Navigate Catalysis and Nanomaterials Laboratory

120.S. Guo, K.N. Heck, S. Kasiraju, H. Qian, Z. Zhao, L.C. Grabow, J.T. Miller, and M.S. Wong, "Insights into Nitrate Reduction over Indium-Decorated Palladium Nanoparticle Catalysts" ACS Catalysis, 8, 503-515 (2017) DOI:10.1021/acscatal.7b01371



Nitrate (NO3-) is an ubiquitous groundwater contaminant and is detrimental to human health. Bimetallic palladium-based catalysts have been found to be promising for treating nitrate (and nitrite, NO2-) contaminated waters. Those containing indium (In) are unusually active, but the mechanistic explanation for catalyst performance remains largely unproven. We report that In deposited on Pd nanoparticles (NPs) (“In-on-Pd NPs”) shows room-temperature nitrate catalytic reduction activity that varies with volcano-shape dependence on In surface coverage. The most active catalyst had an In surface coverage of 40%, with a pseudo-first order normalized rate constant of kcat ∼ 7.6 L gsurface-metal-1 min-1, whereas monometallic Pd NPs and In2O3 have nondetectible activity for nitrate reduction. X-ray absorption spectroscopy (XAS) results indicated that In is in oxidized form in the as-synthesized catalyst; it reduces to zerovalent metal in the presence of H2 and reoxidizes following NO3- contact. Selectivity in excess of 95% to nontoxic N2 was observed for all the catalysts. Density functional theory (DFT) simulations suggest that submonolayer coverage amounts of metallic In provide strong binding sites for nitrate adsorption and they lower the activation barrier for the nitrate-to-nitrite reduction step. This improved understanding of the In active site expands the prospects of improved denitrification using metal-on-metal catalysts.


119.Wu Zhou, Nikolaos Soultanidis, Hui Xu, Michael S. Wong, Matthew Neurock, Christopher J. Kiely and Israel E. Wachs, "Nature of Catalytically Active Sites in the Supported WO3/ZrO2 Solid Acid System: A Current Perspective" ACS Catalysis, 7(3), 2181-2198 (2017)DOI: 10.1021/acscatal.6b03697
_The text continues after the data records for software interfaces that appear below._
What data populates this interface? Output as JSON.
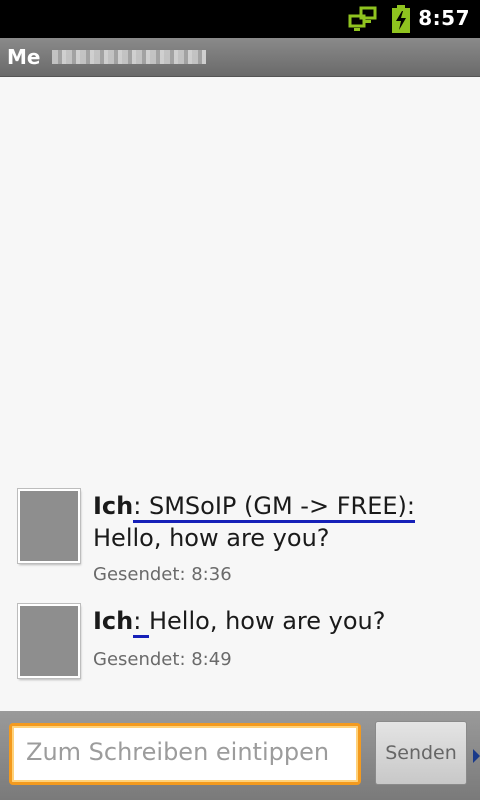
{
  "status_bar": {
    "time": "8:57",
    "icons": [
      "network-sync-icon",
      "battery-charging-icon"
    ]
  },
  "header": {
    "contact_label": "Me"
  },
  "messages": [
    {
      "sender": "Ich",
      "separator": ":",
      "link_text": " SMSoIP (GM -> FREE):",
      "text": "Hello, how are you?",
      "status": "Gesendet: 8:36"
    },
    {
      "sender": "Ich",
      "separator": ":",
      "link_text": " ",
      "text": "Hello, how are you?",
      "status": "Gesendet: 8:49"
    }
  ],
  "compose": {
    "placeholder": "Zum Schreiben eintippen",
    "send_label": "Senden"
  },
  "colors": {
    "accent": "#f39a1e",
    "link_underline": "#1620b8",
    "status_icon_green": "#8fc31f"
  }
}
Tungstated zirconia (WO3/ZrO2) is one of the most well-studied solid acid catalyst systems and continues to attract the attention of both academia and industry. Understanding and controlling the properties of WO3/ZrO2 catalysts has been a topic of considerable interest over almost the past three decades, with a particular focus on discovering the relationship between catalytic activity and the molecular structure of the surface acid site. Amorphous tungsten oxide (WOx) species on ZrO2 surfaces were previously proposed to be very active for different acidic reactions such as alcohol dehydration and alkane isomerization. Recent developments in electron optical characterization and in situ spectroscopy techniques have allowed researchers to isolate the size, structure, and composition of the most active catalytic species, which are shown to be three-dimensional distorted Zr-WOx clusters (0.8-1.0 nm). Complementary theoretical calculations of the Bronsted acidity of these Zr-WOx clusters have confirmed that they possess the lowest deprotonation energy values. This new insight provides a foundation for the future characterization and theory of acidic supported metal oxide catalytic materials that will, hopefully, lead to the design of more active and selective catalysts. This perspective presents an up-to-date, comprehensive summary of the leading models of WO3/ZrO2 solid acid catalysts.